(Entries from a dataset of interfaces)

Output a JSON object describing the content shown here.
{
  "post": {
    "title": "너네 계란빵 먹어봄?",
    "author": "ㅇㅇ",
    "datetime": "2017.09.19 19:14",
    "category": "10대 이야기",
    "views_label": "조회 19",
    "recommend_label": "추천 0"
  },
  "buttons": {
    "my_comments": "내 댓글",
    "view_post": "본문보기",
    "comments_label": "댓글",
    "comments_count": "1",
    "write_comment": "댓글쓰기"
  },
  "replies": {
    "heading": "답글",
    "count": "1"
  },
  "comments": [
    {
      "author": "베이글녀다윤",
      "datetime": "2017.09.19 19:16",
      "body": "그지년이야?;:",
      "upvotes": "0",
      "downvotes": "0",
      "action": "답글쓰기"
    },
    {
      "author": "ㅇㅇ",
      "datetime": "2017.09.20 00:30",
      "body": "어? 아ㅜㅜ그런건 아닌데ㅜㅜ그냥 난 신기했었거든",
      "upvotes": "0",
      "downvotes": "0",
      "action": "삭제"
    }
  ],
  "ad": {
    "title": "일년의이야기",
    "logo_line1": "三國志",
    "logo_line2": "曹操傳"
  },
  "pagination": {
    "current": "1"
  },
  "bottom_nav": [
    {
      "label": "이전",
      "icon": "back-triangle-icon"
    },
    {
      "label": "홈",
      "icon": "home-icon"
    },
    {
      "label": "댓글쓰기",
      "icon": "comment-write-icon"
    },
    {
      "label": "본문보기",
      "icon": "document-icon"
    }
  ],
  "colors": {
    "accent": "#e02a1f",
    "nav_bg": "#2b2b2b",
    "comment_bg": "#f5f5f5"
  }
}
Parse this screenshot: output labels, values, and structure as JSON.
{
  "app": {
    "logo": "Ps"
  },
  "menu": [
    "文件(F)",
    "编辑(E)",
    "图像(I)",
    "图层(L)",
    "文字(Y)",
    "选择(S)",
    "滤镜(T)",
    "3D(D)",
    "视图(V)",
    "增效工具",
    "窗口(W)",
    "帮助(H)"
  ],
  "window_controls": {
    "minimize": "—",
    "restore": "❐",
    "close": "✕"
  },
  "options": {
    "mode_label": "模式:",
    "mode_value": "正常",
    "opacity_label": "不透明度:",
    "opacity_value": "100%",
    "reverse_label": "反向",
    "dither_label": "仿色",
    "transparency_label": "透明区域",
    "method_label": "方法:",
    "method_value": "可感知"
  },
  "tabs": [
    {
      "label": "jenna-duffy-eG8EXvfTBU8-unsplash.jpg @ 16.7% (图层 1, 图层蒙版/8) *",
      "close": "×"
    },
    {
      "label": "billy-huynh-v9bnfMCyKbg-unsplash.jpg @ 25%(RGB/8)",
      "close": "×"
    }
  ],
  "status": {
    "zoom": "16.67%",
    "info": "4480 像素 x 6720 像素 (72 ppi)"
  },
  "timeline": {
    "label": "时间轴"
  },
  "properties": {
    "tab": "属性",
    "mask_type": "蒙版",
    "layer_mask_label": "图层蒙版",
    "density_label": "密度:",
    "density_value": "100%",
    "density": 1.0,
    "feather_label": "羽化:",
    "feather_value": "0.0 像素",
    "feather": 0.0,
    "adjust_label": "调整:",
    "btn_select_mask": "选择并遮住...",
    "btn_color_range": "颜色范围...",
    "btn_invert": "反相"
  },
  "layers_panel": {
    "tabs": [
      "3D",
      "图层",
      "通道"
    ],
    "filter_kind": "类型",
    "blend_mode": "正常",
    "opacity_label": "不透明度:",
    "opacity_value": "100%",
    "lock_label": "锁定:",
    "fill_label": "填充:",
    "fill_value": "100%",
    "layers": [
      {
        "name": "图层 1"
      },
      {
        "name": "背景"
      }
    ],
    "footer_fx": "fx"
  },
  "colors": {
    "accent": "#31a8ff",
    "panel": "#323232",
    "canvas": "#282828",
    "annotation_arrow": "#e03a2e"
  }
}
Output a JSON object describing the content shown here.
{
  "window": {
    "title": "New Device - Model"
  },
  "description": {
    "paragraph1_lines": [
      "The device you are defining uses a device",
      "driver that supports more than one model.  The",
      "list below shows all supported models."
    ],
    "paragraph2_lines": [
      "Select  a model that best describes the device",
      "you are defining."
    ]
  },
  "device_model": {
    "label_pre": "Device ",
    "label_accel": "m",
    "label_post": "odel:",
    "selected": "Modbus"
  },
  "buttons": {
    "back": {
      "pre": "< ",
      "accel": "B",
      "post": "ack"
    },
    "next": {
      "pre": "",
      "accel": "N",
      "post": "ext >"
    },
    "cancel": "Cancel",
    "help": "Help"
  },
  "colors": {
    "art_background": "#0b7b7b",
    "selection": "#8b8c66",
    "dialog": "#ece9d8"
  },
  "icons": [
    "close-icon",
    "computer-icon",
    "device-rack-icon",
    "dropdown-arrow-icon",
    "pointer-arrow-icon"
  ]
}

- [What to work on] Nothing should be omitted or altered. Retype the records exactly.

- [Task output]
Output a JSON object describing the content shown here.
{
  "post": {
    "title": "너네 계란빵 먹어봄?",
    "author": "ㅇㅇ",
    "datetime": "2017.09.19 19:14",
    "category": "10대 이야기",
    "views_label": "조회 19",
    "recommend_label": "추천 0"
  },
  "buttons": {
    "my_comments": "내 댓글",
    "view_post": "본문보기",
    "comments_label": "댓글",
    "comments_count": "1",
    "write_comment": "댓글쓰기"
  },
  "replies": {
    "heading": "답글",
    "count": "1"
  },
  "comments": [
    {
      "author": "베이글녀다윤",
      "datetime": "2017.09.19 19:16",
      "body": "그지년이야?;:",
      "upvotes": "0",
      "downvotes": "0",
      "action": "답글쓰기"
    },
    {
      "author": "ㅇㅇ",
      "datetime": "2017.09.20 00:30",
      "body": "어? 아ㅜㅜ그런건 아닌데ㅜㅜ그냥 난 신기했었거든",
      "upvotes": "0",
      "downvotes": "0",
      "action": "삭제"
    }
  ],
  "ad": {
    "title": "일년의이야기",
    "logo_line1": "三國志",
    "logo_line2": "曹操傳"
  },
  "pagination": {
    "current": "1"
  },
  "bottom_nav": [
    {
      "label": "이전",
      "icon": "back-triangle-icon"
    },
    {
      "label": "홈",
      "icon": "home-icon"
    },
    {
      "label": "댓글쓰기",
      "icon": "comment-write-icon"
    },
    {
      "label": "본문보기",
      "icon": "document-icon"
    }
  ],
  "colors": {
    "accent": "#e02a1f",
    "nav_bg": "#2b2b2b",
    "comment_bg": "#f5f5f5"
  }
}
Parse this screenshot: output labels, values, and structure as JSON.
{
  "app": {
    "logo": "Ps"
  },
  "menu": [
    "文件(F)",
    "编辑(E)",
    "图像(I)",
    "图层(L)",
    "文字(Y)",
    "选择(S)",
    "滤镜(T)",
    "3D(D)",
    "视图(V)",
    "增效工具",
    "窗口(W)",
    "帮助(H)"
  ],
  "window_controls": {
    "minimize": "—",
    "restore": "❐",
    "close": "✕"
  },
  "options": {
    "mode_label": "模式:",
    "mode_value": "正常",
    "opacity_label": "不透明度:",
    "opacity_value": "100%",
    "reverse_label": "反向",
    "dither_label": "仿色",
    "transparency_label": "透明区域",
    "method_label": "方法:",
    "method_value": "可感知"
  },
  "tabs": [
    {
      "label": "jenna-duffy-eG8EXvfTBU8-unsplash.jpg @ 16.7% (图层 1, 图层蒙版/8) *",
      "close": "×"
    },
    {
      "label": "billy-huynh-v9bnfMCyKbg-unsplash.jpg @ 25%(RGB/8)",
      "close": "×"
    }
  ],
  "status": {
    "zoom": "16.67%",
    "info": "4480 像素 x 6720 像素 (72 ppi)"
  },
  "timeline": {
    "label": "时间轴"
  },
  "properties": {
    "tab": "属性",
    "mask_type": "蒙版",
    "layer_mask_label": "图层蒙版",
    "density_label": "密度:",
    "density_value": "100%",
    "density": 1.0,
    "feather_label": "羽化:",
    "feather_value": "0.0 像素",
    "feather": 0.0,
    "adjust_label": "调整:",
    "btn_select_mask": "选择并遮住...",
    "btn_color_range": "颜色范围...",
    "btn_invert": "反相"
  },
  "layers_panel": {
    "tabs": [
      "3D",
      "图层",
      "通道"
    ],
    "filter_kind": "类型",
    "blend_mode": "正常",
    "opacity_label": "不透明度:",
    "opacity_value": "100%",
    "lock_label": "锁定:",
    "fill_label": "填充:",
    "fill_value": "100%",
    "layers": [
      {
        "name": "图层 1"
      },
      {
        "name": "背景"
      }
    ],
    "footer_fx": "fx"
  },
  "colors": {
    "accent": "#31a8ff",
    "panel": "#323232",
    "canvas": "#282828",
    "annotation_arrow": "#e03a2e"
  }
}
Output a JSON object describing the content shown here.
{
  "window": {
    "title": "New Device - Model"
  },
  "description": {
    "paragraph1_lines": [
      "The device you are defining uses a device",
      "driver that supports more than one model.  The",
      "list below shows all supported models."
    ],
    "paragraph2_lines": [
      "Select  a model that best describes the device",
      "you are defining."
    ]
  },
  "device_model": {
    "label_pre": "Device ",
    "label_accel": "m",
    "label_post": "odel:",
    "selected": "Modbus"
  },
  "buttons": {
    "back": {
      "pre": "< ",
      "accel": "B",
      "post": "ack"
    },
    "next": {
      "pre": "",
      "accel": "N",
      "post": "ext >"
    },
    "cancel": "Cancel",
    "help": "Help"
  },
  "colors": {
    "art_background": "#0b7b7b",
    "selection": "#8b8c66",
    "dialog": "#ece9d8"
  },
  "icons": [
    "close-icon",
    "computer-icon",
    "device-rack-icon",
    "dropdown-arrow-icon",
    "pointer-arrow-icon"
  ]
}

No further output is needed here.